**TASK ITEM:** From the listing below, pull out every line where the string "when" appears.

**DATA FOR THIS EXERCISE:**
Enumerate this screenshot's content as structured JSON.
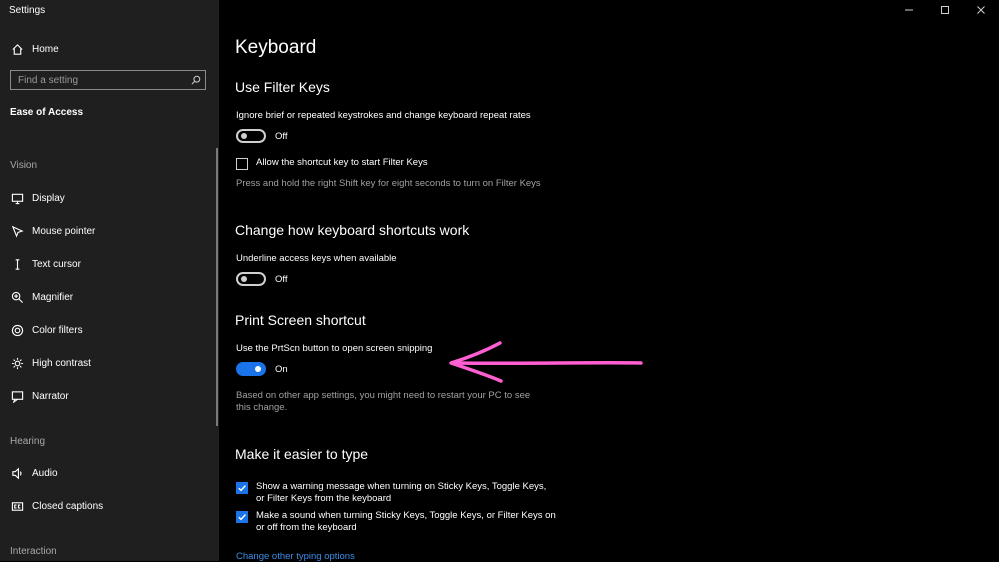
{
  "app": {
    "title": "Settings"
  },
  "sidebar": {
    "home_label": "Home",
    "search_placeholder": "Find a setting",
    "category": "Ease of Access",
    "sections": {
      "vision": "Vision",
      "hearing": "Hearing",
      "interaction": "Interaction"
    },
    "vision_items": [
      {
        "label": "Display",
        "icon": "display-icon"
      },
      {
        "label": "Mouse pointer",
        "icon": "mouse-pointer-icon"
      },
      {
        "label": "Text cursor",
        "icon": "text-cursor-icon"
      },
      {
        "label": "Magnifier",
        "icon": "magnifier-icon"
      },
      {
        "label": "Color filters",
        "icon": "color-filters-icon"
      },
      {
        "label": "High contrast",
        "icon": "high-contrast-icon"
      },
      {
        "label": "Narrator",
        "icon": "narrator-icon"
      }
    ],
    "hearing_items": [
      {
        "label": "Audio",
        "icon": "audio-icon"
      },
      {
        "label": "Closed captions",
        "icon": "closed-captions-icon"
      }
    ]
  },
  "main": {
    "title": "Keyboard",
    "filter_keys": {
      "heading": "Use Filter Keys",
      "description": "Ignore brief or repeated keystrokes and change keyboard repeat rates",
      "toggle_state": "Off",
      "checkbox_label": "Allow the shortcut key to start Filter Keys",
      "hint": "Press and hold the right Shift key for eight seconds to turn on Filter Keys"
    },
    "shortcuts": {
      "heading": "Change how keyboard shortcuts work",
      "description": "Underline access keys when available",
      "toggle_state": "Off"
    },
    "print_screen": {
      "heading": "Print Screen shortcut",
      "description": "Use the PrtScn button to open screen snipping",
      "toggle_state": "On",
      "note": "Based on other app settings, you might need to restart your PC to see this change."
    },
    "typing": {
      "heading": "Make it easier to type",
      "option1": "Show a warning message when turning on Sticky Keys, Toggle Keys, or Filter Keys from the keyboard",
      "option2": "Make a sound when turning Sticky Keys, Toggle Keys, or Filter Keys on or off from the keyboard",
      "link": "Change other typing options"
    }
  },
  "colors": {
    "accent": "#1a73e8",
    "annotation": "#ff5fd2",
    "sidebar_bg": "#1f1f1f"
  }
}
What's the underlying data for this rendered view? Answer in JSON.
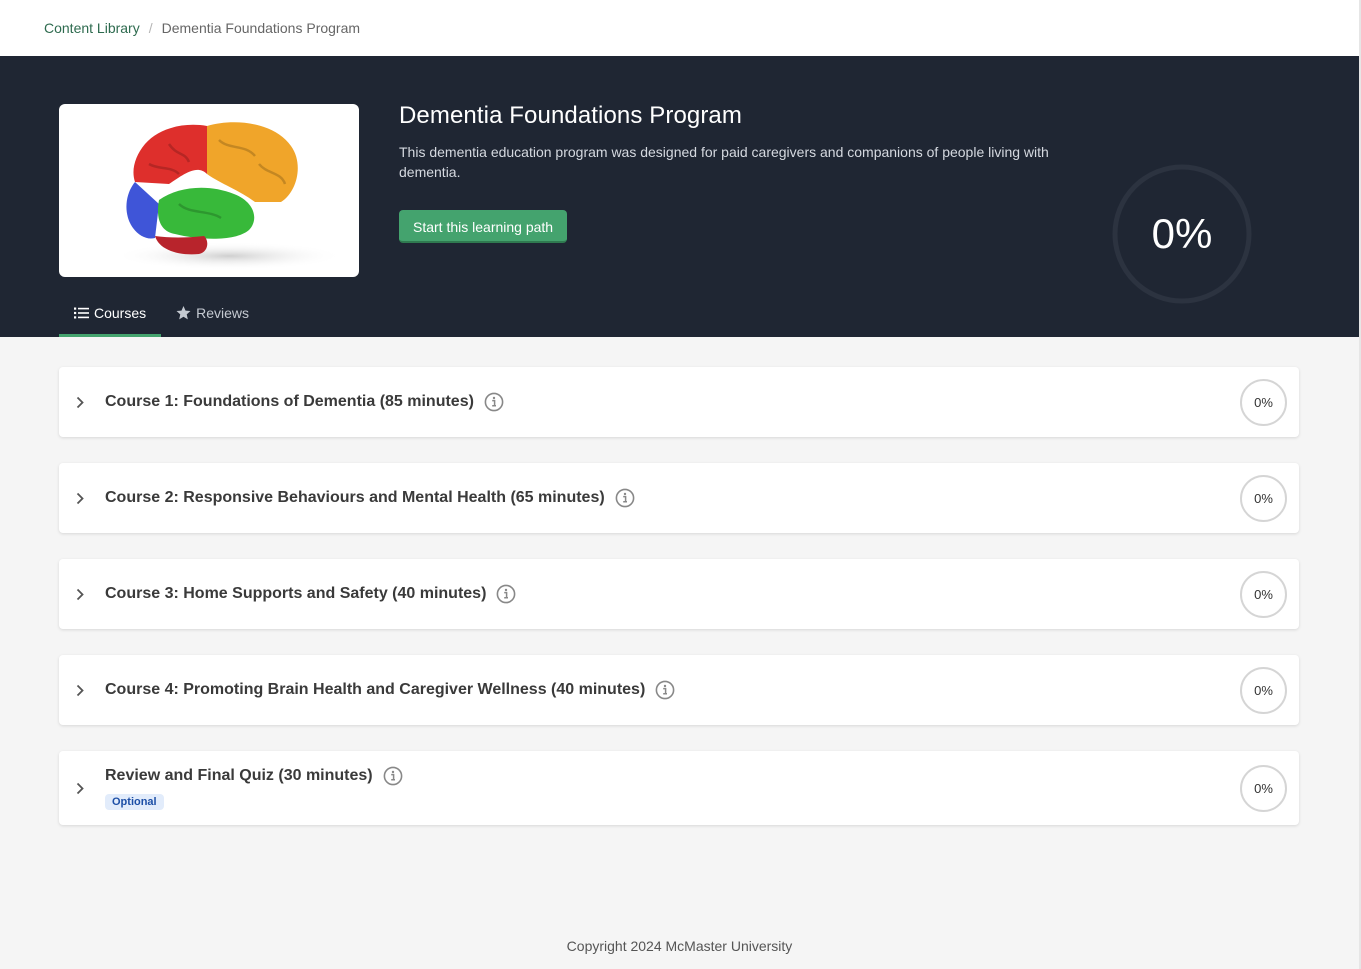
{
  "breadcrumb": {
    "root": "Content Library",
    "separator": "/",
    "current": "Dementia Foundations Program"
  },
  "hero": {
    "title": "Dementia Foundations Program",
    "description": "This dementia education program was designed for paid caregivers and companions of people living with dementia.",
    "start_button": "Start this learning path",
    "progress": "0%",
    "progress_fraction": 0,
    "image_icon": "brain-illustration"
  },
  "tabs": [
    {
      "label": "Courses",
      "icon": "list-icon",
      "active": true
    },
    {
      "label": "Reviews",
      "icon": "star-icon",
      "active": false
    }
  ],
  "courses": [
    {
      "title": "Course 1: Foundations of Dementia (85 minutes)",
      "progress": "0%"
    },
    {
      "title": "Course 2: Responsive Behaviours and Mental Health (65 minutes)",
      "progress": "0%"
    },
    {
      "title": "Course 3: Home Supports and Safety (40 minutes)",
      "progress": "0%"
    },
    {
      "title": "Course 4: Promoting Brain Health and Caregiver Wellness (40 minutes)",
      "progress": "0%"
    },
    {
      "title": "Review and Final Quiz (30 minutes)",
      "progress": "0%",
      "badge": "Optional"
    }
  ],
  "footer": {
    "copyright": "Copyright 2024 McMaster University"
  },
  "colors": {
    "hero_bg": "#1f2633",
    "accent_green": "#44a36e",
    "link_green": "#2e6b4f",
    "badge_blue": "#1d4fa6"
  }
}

**RESPONSE TO THIS EXERCISE:**
      "description": "Underline access keys when available",
      "option1": "Show a warning message when turning on Sticky Keys, Toggle Keys, or Filter Keys from the keyboard",
      "option2": "Make a sound when turning Sticky Keys, Toggle Keys, or Filter Keys on or off from the keyboard",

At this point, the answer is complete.